Work to be completed => What you return must match every record word for word.

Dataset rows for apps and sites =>
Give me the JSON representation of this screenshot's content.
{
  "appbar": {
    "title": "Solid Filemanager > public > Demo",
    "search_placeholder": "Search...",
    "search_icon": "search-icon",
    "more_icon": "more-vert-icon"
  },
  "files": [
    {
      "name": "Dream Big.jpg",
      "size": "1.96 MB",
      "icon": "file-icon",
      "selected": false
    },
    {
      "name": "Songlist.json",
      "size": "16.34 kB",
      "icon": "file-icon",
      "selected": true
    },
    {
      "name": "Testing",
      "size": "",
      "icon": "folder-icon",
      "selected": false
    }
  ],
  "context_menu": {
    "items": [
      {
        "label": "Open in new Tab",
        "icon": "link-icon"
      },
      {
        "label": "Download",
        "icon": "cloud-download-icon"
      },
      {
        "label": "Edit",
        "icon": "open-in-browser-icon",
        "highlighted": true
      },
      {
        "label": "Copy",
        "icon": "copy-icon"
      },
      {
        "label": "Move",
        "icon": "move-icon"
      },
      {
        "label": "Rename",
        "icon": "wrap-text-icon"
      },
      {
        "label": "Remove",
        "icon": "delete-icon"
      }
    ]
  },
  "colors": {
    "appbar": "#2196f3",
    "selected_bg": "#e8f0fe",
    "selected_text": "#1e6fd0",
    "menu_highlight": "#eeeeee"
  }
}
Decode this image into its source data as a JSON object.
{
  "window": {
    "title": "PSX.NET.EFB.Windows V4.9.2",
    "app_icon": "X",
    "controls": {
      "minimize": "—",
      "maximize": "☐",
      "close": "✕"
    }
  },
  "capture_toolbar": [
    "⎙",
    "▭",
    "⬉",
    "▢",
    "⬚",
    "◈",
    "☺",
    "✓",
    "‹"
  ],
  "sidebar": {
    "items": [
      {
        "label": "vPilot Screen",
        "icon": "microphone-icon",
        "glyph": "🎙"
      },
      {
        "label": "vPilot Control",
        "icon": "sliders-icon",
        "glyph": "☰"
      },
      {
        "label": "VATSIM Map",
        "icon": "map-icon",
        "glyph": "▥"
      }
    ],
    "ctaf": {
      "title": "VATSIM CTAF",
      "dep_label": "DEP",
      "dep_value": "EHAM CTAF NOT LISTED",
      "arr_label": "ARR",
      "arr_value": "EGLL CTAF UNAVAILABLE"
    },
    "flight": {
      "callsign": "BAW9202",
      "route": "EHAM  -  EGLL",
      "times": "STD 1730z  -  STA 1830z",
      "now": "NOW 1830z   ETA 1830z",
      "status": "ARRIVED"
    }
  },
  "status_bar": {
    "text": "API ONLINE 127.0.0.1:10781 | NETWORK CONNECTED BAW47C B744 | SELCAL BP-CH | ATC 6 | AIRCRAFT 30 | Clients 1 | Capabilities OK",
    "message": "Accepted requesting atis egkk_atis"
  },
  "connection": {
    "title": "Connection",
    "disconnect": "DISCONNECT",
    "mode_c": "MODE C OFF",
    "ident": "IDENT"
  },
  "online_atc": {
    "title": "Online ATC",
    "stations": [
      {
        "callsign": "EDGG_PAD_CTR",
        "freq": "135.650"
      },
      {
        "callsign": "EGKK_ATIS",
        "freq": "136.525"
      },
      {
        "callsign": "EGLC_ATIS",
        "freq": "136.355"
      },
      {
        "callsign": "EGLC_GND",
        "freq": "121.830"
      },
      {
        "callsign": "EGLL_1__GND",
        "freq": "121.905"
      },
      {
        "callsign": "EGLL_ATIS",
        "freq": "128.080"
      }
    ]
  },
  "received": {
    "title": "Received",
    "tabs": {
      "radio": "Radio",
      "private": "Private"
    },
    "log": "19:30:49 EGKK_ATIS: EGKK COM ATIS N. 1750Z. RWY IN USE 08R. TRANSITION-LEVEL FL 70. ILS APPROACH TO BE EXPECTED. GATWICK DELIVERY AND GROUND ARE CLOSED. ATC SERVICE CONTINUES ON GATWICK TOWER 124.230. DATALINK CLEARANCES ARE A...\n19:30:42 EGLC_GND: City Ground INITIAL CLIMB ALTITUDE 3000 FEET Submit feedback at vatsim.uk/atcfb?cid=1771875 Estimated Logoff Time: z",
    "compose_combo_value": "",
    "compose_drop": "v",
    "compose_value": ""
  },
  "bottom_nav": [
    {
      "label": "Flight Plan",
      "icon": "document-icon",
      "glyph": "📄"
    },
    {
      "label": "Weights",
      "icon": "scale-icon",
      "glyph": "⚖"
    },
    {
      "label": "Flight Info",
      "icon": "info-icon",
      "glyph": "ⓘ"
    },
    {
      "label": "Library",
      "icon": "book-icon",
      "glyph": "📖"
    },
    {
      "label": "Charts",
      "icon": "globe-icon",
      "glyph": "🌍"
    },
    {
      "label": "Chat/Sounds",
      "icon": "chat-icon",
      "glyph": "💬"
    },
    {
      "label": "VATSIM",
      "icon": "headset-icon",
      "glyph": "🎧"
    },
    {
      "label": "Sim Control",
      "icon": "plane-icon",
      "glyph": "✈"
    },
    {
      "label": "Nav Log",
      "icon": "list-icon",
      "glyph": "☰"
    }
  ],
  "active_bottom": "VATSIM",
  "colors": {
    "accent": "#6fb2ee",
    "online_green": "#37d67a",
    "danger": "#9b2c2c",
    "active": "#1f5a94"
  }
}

Response area =>
Give me the JSON representation of this screenshot's content.
{
  "appbar": {
    "title": "Solid Filemanager > public > Demo",
    "search_placeholder": "Search...",
    "search_icon": "search-icon",
    "more_icon": "more-vert-icon"
  },
  "files": [
    {
      "name": "Dream Big.jpg",
      "size": "1.96 MB",
      "icon": "file-icon",
      "selected": false
    },
    {
      "name": "Songlist.json",
      "size": "16.34 kB",
      "icon": "file-icon",
      "selected": true
    },
    {
      "name": "Testing",
      "size": "",
      "icon": "folder-icon",
      "selected": false
    }
  ],
  "context_menu": {
    "items": [
      {
        "label": "Open in new Tab",
        "icon": "link-icon"
      },
      {
        "label": "Download",
        "icon": "cloud-download-icon"
      },
      {
        "label": "Edit",
        "icon": "open-in-browser-icon",
        "highlighted": true
      },
      {
        "label": "Copy",
        "icon": "copy-icon"
      },
      {
        "label": "Move",
        "icon": "move-icon"
      },
      {
        "label": "Rename",
        "icon": "wrap-text-icon"
      },
      {
        "label": "Remove",
        "icon": "delete-icon"
      }
    ]
  },
  "colors": {
    "appbar": "#2196f3",
    "selected_bg": "#e8f0fe",
    "selected_text": "#1e6fd0",
    "menu_highlight": "#eeeeee"
  }
}
Decode this image into its source data as a JSON object.
{
  "window": {
    "title": "PSX.NET.EFB.Windows V4.9.2",
    "app_icon": "X",
    "controls": {
      "minimize": "—",
      "maximize": "☐",
      "close": "✕"
    }
  },
  "capture_toolbar": [
    "⎙",
    "▭",
    "⬉",
    "▢",
    "⬚",
    "◈",
    "☺",
    "✓",
    "‹"
  ],
  "sidebar": {
    "items": [
      {
        "label": "vPilot Screen",
        "icon": "microphone-icon",
        "glyph": "🎙"
      },
      {
        "label": "vPilot Control",
        "icon": "sliders-icon",
        "glyph": "☰"
      },
      {
        "label": "VATSIM Map",
        "icon": "map-icon",
        "glyph": "▥"
      }
    ],
    "ctaf": {
      "title": "VATSIM CTAF",
      "dep_label": "DEP",
      "dep_value": "EHAM CTAF NOT LISTED",
      "arr_label": "ARR",
      "arr_value": "EGLL CTAF UNAVAILABLE"
    },
    "flight": {
      "callsign": "BAW9202",
      "route": "EHAM  -  EGLL",
      "times": "STD 1730z  -  STA 1830z",
      "now": "NOW 1830z   ETA 1830z",
      "status": "ARRIVED"
    }
  },
  "status_bar": {
    "text": "API ONLINE 127.0.0.1:10781 | NETWORK CONNECTED BAW47C B744 | SELCAL BP-CH | ATC 6 | AIRCRAFT 30 | Clients 1 | Capabilities OK",
    "message": "Accepted requesting atis egkk_atis"
  },
  "connection": {
    "title": "Connection",
    "disconnect": "DISCONNECT",
    "mode_c": "MODE C OFF",
    "ident": "IDENT"
  },
  "online_atc": {
    "title": "Online ATC",
    "stations": [
      {
        "callsign": "EDGG_PAD_CTR",
        "freq": "135.650"
      },
      {
        "callsign": "EGKK_ATIS",
        "freq": "136.525"
      },
      {
        "callsign": "EGLC_ATIS",
        "freq": "136.355"
      },
      {
        "callsign": "EGLC_GND",
        "freq": "121.830"
      },
      {
        "callsign": "EGLL_1__GND",
        "freq": "121.905"
      },
      {
        "callsign": "EGLL_ATIS",
        "freq": "128.080"
      }
    ]
  },
  "received": {
    "title": "Received",
    "tabs": {
      "radio": "Radio",
      "private": "Private"
    },
    "log": "19:30:49 EGKK_ATIS: EGKK COM ATIS N. 1750Z. RWY IN USE 08R. TRANSITION-LEVEL FL 70. ILS APPROACH TO BE EXPECTED. GATWICK DELIVERY AND GROUND ARE CLOSED. ATC SERVICE CONTINUES ON GATWICK TOWER 124.230. DATALINK CLEARANCES ARE A...\n19:30:42 EGLC_GND: City Ground INITIAL CLIMB ALTITUDE 3000 FEET Submit feedback at vatsim.uk/atcfb?cid=1771875 Estimated Logoff Time: z",
    "compose_combo_value": "",
    "compose_drop": "v",
    "compose_value": ""
  },
  "bottom_nav": [
    {
      "label": "Flight Plan",
      "icon": "document-icon",
      "glyph": "📄"
    },
    {
      "label": "Weights",
      "icon": "scale-icon",
      "glyph": "⚖"
    },
    {
      "label": "Flight Info",
      "icon": "info-icon",
      "glyph": "ⓘ"
    },
    {
      "label": "Library",
      "icon": "book-icon",
      "glyph": "📖"
    },
    {
      "label": "Charts",
      "icon": "globe-icon",
      "glyph": "🌍"
    },
    {
      "label": "Chat/Sounds",
      "icon": "chat-icon",
      "glyph": "💬"
    },
    {
      "label": "VATSIM",
      "icon": "headset-icon",
      "glyph": "🎧"
    },
    {
      "label": "Sim Control",
      "icon": "plane-icon",
      "glyph": "✈"
    },
    {
      "label": "Nav Log",
      "icon": "list-icon",
      "glyph": "☰"
    }
  ],
  "active_bottom": "VATSIM",
  "colors": {
    "accent": "#6fb2ee",
    "online_green": "#37d67a",
    "danger": "#9b2c2c",
    "active": "#1f5a94"
  }
}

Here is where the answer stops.